Records for the exercise
══════════════════════════════

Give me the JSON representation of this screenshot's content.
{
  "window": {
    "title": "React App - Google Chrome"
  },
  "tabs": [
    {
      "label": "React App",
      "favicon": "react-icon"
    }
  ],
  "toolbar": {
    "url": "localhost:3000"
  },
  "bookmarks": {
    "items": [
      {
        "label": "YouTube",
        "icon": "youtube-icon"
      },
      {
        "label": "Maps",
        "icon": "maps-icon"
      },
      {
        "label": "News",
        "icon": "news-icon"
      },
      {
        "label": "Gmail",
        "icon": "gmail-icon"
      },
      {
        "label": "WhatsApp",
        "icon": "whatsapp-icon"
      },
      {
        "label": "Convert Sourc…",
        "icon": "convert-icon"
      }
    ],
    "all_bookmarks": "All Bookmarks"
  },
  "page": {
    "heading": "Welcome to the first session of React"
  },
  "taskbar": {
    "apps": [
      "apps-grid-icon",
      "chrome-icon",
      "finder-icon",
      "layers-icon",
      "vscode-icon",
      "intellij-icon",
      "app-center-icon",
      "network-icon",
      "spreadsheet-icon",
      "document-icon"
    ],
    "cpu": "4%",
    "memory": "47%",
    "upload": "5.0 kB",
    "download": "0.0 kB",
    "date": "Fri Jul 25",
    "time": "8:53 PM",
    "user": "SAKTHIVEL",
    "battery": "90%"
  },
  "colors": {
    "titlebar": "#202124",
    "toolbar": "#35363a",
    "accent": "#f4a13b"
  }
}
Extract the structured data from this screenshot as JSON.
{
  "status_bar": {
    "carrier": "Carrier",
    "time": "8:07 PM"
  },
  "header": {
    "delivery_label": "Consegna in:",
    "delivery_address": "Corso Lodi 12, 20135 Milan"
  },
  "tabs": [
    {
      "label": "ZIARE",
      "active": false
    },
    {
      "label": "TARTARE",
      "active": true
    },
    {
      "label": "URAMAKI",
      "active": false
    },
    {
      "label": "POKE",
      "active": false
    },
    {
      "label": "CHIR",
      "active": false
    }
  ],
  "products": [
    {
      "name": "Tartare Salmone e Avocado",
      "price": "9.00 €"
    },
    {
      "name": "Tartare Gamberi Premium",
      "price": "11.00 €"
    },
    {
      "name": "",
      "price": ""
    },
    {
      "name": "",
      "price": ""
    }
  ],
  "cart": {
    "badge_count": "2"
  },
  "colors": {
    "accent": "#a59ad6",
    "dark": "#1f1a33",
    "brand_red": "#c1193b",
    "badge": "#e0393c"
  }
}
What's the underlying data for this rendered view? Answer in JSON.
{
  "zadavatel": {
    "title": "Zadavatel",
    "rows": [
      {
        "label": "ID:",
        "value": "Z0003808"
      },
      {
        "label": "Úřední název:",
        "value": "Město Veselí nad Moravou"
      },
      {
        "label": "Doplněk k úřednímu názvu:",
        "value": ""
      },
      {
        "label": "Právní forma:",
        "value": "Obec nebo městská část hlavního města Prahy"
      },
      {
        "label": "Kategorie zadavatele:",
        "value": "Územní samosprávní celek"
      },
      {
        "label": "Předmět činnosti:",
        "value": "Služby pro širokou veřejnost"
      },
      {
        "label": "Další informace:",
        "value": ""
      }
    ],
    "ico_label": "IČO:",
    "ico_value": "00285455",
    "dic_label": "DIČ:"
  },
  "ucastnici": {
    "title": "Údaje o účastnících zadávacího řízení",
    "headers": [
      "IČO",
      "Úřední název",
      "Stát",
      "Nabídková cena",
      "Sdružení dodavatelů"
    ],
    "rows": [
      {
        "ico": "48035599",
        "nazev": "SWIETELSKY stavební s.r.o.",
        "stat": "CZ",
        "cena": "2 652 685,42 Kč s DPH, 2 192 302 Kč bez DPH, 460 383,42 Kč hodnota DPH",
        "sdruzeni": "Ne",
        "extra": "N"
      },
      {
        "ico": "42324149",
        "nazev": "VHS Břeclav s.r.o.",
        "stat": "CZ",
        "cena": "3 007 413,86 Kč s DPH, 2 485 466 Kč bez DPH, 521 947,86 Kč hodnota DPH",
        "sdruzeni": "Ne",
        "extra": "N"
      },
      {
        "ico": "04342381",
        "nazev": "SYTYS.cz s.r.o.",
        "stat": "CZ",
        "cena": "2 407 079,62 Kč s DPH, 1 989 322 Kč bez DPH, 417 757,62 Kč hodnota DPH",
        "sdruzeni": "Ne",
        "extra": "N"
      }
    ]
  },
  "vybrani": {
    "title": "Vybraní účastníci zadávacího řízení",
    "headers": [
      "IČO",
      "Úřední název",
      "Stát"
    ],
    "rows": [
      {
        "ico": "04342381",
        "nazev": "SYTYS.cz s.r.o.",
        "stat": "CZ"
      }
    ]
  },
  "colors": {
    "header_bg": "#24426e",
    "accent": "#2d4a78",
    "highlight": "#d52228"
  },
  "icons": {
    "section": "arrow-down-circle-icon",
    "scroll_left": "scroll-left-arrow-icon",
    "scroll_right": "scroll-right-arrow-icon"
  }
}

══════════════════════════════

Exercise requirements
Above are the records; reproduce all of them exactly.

Output below
Give me the JSON representation of this screenshot's content.
{
  "window": {
    "title": "React App - Google Chrome"
  },
  "tabs": [
    {
      "label": "React App",
      "favicon": "react-icon"
    }
  ],
  "toolbar": {
    "url": "localhost:3000"
  },
  "bookmarks": {
    "items": [
      {
        "label": "YouTube",
        "icon": "youtube-icon"
      },
      {
        "label": "Maps",
        "icon": "maps-icon"
      },
      {
        "label": "News",
        "icon": "news-icon"
      },
      {
        "label": "Gmail",
        "icon": "gmail-icon"
      },
      {
        "label": "WhatsApp",
        "icon": "whatsapp-icon"
      },
      {
        "label": "Convert Sourc…",
        "icon": "convert-icon"
      }
    ],
    "all_bookmarks": "All Bookmarks"
  },
  "page": {
    "heading": "Welcome to the first session of React"
  },
  "taskbar": {
    "apps": [
      "apps-grid-icon",
      "chrome-icon",
      "finder-icon",
      "layers-icon",
      "vscode-icon",
      "intellij-icon",
      "app-center-icon",
      "network-icon",
      "spreadsheet-icon",
      "document-icon"
    ],
    "cpu": "4%",
    "memory": "47%",
    "upload": "5.0 kB",
    "download": "0.0 kB",
    "date": "Fri Jul 25",
    "time": "8:53 PM",
    "user": "SAKTHIVEL",
    "battery": "90%"
  },
  "colors": {
    "titlebar": "#202124",
    "toolbar": "#35363a",
    "accent": "#f4a13b"
  }
}
Extract the structured data from this screenshot as JSON.
{
  "status_bar": {
    "carrier": "Carrier",
    "time": "8:07 PM"
  },
  "header": {
    "delivery_label": "Consegna in:",
    "delivery_address": "Corso Lodi 12, 20135 Milan"
  },
  "tabs": [
    {
      "label": "ZIARE",
      "active": false
    },
    {
      "label": "TARTARE",
      "active": true
    },
    {
      "label": "URAMAKI",
      "active": false
    },
    {
      "label": "POKE",
      "active": false
    },
    {
      "label": "CHIR",
      "active": false
    }
  ],
  "products": [
    {
      "name": "Tartare Salmone e Avocado",
      "price": "9.00 €"
    },
    {
      "name": "Tartare Gamberi Premium",
      "price": "11.00 €"
    },
    {
      "name": "",
      "price": ""
    },
    {
      "name": "",
      "price": ""
    }
  ],
  "cart": {
    "badge_count": "2"
  },
  "colors": {
    "accent": "#a59ad6",
    "dark": "#1f1a33",
    "brand_red": "#c1193b",
    "badge": "#e0393c"
  }
}
What's the underlying data for this rendered view? Answer in JSON.
{
  "zadavatel": {
    "title": "Zadavatel",
    "rows": [
      {
        "label": "ID:",
        "value": "Z0003808"
      },
      {
        "label": "Úřední název:",
        "value": "Město Veselí nad Moravou"
      },
      {
        "label": "Doplněk k úřednímu názvu:",
        "value": ""
      },
      {
        "label": "Právní forma:",
        "value": "Obec nebo městská část hlavního města Prahy"
      },
      {
        "label": "Kategorie zadavatele:",
        "value": "Územní samosprávní celek"
      },
      {
        "label": "Předmět činnosti:",
        "value": "Služby pro širokou veřejnost"
      },
      {
        "label": "Další informace:",
        "value": ""
      }
    ],
    "ico_label": "IČO:",
    "ico_value": "00285455",
    "dic_label": "DIČ:"
  },
  "ucastnici": {
    "title": "Údaje o účastnících zadávacího řízení",
    "headers": [
      "IČO",
      "Úřední název",
      "Stát",
      "Nabídková cena",
      "Sdružení dodavatelů"
    ],
    "rows": [
      {
        "ico": "48035599",
        "nazev": "SWIETELSKY stavební s.r.o.",
        "stat": "CZ",
        "cena": "2 652 685,42 Kč s DPH, 2 192 302 Kč bez DPH, 460 383,42 Kč hodnota DPH",
        "sdruzeni": "Ne",
        "extra": "N"
      },
      {
        "ico": "42324149",
        "nazev": "VHS Břeclav s.r.o.",
        "stat": "CZ",
        "cena": "3 007 413,86 Kč s DPH, 2 485 466 Kč bez DPH, 521 947,86 Kč hodnota DPH",
        "sdruzeni": "Ne",
        "extra": "N"
      },
      {
        "ico": "04342381",
        "nazev": "SYTYS.cz s.r.o.",
        "stat": "CZ",
        "cena": "2 407 079,62 Kč s DPH, 1 989 322 Kč bez DPH, 417 757,62 Kč hodnota DPH",
        "sdruzeni": "Ne",
        "extra": "N"
      }
    ]
  },
  "vybrani": {
    "title": "Vybraní účastníci zadávacího řízení",
    "headers": [
      "IČO",
      "Úřední název",
      "Stát"
    ],
    "rows": [
      {
        "ico": "04342381",
        "nazev": "SYTYS.cz s.r.o.",
        "stat": "CZ"
      }
    ]
  },
  "colors": {
    "header_bg": "#24426e",
    "accent": "#2d4a78",
    "highlight": "#d52228"
  },
  "icons": {
    "section": "arrow-down-circle-icon",
    "scroll_left": "scroll-left-arrow-icon",
    "scroll_right": "scroll-right-arrow-icon"
  }
}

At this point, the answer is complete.